The substantive dispute between the claimant insurers (Sulamerica) and the defendant insureds (Enesa) related to claims made by Enesa under certain insurance policies (the Policies) for physical damage to a hydroelectric facility in Brazil. Sulamerica had commenced arbitration proceedings in London for a declaration of non-liability under the policy on 29 November 2011. Enesa commenced proceedings in Brazil and as a result, Sulamerica sought an interim anti-suit injunction from the English courts, which was granted on 13 December 2011. On 16 December 2011, the Brazilian court granted an order restraining Sulamerica proceeding against Enesa in arbitration until the Brazilian court had determined whether the parties were bound to arbitrate disputes which had arisen between them.

In the present action, Sulamerica sought the continuation of the interim anti-suit injunction which restrained Enesa from pursuing the proceedings which it had commenced in Brazil. The Policies contained both a Brazilian law and jurisdiction clause, and an arbitration clause which designated the seat of any arbitration to be London. The principal issue before Cooke J related to the incorporation of the arbitration clause into the Policies and the interaction of the jurisdiction and arbitration clauses.

Cooke J held that the arbitration agreement was to be governed by English law. Although the main contract contained a Brazilian choice of law clause, he held that the the choice of England as the seat of arbitration was akin to an exclusive jurisdiction clause and that accordingly the law with the closest connection to the agreement to arbitrate was the law of England. Cooke J went on to hold that the arbitration clause took precedence over the Brazilian jurisdiction clause, such that the commencement of proceedings in Brazil by Enesa was in breach of the arbitration agreement. Therefore, the Court held that the anti-suit injunction was to be continued.

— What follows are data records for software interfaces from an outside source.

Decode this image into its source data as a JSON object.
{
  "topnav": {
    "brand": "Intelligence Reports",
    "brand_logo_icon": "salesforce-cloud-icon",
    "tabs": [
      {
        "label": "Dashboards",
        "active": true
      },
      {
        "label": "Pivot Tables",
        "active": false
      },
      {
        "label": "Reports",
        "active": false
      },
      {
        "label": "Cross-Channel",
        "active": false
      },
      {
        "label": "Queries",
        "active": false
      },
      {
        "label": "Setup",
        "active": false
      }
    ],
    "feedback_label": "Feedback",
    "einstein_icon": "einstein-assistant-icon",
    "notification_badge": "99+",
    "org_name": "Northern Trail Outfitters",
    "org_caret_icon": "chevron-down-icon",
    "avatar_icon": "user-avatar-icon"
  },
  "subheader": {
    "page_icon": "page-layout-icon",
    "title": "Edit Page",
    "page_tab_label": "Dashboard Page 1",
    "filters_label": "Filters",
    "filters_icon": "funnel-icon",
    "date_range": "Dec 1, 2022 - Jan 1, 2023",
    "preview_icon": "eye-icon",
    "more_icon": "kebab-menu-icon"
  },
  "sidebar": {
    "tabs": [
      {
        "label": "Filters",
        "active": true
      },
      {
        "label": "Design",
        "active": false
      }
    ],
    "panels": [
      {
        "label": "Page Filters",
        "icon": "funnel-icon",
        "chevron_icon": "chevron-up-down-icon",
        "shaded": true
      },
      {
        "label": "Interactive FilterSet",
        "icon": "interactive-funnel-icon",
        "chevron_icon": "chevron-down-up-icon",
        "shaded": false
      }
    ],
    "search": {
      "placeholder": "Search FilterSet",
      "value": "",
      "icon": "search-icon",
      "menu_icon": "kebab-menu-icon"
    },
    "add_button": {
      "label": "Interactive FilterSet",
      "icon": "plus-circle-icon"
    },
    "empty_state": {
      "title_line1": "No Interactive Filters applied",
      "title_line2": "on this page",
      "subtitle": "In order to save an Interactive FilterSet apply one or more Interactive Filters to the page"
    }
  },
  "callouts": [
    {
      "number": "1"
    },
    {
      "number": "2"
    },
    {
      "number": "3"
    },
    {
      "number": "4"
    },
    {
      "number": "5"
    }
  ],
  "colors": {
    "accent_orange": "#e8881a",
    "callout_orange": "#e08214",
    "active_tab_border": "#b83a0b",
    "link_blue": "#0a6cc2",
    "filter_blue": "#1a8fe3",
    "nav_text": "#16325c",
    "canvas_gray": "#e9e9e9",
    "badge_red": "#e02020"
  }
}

This case clarifies that the choice of seat of an arbitration will, in most cases, be determinative as to the governing law of the arbitration clause, even where the main agreement is explicitly stated to be governed by another system of law. It also highlights that where an agreement contains both an arbitration clause and an exclusive jurisdiction clause, the arbitration clause will tend to “trump” the jurisdiction clause.